* **Given entries**
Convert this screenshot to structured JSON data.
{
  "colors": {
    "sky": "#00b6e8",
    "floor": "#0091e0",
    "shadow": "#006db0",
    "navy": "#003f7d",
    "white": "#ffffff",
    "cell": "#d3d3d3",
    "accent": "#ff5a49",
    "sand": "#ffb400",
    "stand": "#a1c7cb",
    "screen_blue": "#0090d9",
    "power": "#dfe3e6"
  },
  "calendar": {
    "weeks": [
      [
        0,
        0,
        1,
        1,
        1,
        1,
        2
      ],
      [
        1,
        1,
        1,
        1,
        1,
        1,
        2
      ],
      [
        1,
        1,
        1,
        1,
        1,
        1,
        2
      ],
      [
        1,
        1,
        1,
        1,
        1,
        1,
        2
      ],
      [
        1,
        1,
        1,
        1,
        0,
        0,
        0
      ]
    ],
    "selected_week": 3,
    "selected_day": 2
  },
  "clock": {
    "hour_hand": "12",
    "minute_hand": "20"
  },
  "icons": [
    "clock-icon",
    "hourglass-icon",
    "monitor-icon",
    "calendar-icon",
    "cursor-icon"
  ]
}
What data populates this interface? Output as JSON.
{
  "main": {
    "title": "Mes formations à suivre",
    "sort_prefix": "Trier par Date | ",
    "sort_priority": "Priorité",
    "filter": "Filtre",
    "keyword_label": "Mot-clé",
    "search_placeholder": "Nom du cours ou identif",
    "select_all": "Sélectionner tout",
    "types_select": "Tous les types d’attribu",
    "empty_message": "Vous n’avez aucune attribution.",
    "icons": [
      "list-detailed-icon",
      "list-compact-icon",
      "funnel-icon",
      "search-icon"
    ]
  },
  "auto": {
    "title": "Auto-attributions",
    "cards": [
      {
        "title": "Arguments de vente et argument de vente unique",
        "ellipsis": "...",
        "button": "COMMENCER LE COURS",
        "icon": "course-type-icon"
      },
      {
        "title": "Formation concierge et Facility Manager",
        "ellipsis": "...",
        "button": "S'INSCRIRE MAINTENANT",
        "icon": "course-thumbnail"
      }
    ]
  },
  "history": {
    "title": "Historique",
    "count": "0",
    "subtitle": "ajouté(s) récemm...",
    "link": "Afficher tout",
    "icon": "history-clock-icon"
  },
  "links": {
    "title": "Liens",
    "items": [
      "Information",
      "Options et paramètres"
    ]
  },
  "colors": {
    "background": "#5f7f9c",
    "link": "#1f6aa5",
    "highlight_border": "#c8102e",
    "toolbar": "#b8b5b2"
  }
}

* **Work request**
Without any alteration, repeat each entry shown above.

* **Answer to this problem**
Convert this screenshot to structured JSON data.
{
  "colors": {
    "sky": "#00b6e8",
    "floor": "#0091e0",
    "shadow": "#006db0",
    "navy": "#003f7d",
    "white": "#ffffff",
    "cell": "#d3d3d3",
    "accent": "#ff5a49",
    "sand": "#ffb400",
    "stand": "#a1c7cb",
    "screen_blue": "#0090d9",
    "power": "#dfe3e6"
  },
  "calendar": {
    "weeks": [
      [
        0,
        0,
        1,
        1,
        1,
        1,
        2
      ],
      [
        1,
        1,
        1,
        1,
        1,
        1,
        2
      ],
      [
        1,
        1,
        1,
        1,
        1,
        1,
        2
      ],
      [
        1,
        1,
        1,
        1,
        1,
        1,
        2
      ],
      [
        1,
        1,
        1,
        1,
        0,
        0,
        0
      ]
    ],
    "selected_week": 3,
    "selected_day": 2
  },
  "clock": {
    "hour_hand": "12",
    "minute_hand": "20"
  },
  "icons": [
    "clock-icon",
    "hourglass-icon",
    "monitor-icon",
    "calendar-icon",
    "cursor-icon"
  ]
}
What data populates this interface? Output as JSON.
{
  "main": {
    "title": "Mes formations à suivre",
    "sort_prefix": "Trier par Date | ",
    "sort_priority": "Priorité",
    "filter": "Filtre",
    "keyword_label": "Mot-clé",
    "search_placeholder": "Nom du cours ou identif",
    "select_all": "Sélectionner tout",
    "types_select": "Tous les types d’attribu",
    "empty_message": "Vous n’avez aucune attribution.",
    "icons": [
      "list-detailed-icon",
      "list-compact-icon",
      "funnel-icon",
      "search-icon"
    ]
  },
  "auto": {
    "title": "Auto-attributions",
    "cards": [
      {
        "title": "Arguments de vente et argument de vente unique",
        "ellipsis": "...",
        "button": "COMMENCER LE COURS",
        "icon": "course-type-icon"
      },
      {
        "title": "Formation concierge et Facility Manager",
        "ellipsis": "...",
        "button": "S'INSCRIRE MAINTENANT",
        "icon": "course-thumbnail"
      }
    ]
  },
  "history": {
    "title": "Historique",
    "count": "0",
    "subtitle": "ajouté(s) récemm...",
    "link": "Afficher tout",
    "icon": "history-clock-icon"
  },
  "links": {
    "title": "Liens",
    "items": [
      "Information",
      "Options et paramètres"
    ]
  },
  "colors": {
    "background": "#5f7f9c",
    "link": "#1f6aa5",
    "highlight_border": "#c8102e",
    "toolbar": "#b8b5b2"
  }
}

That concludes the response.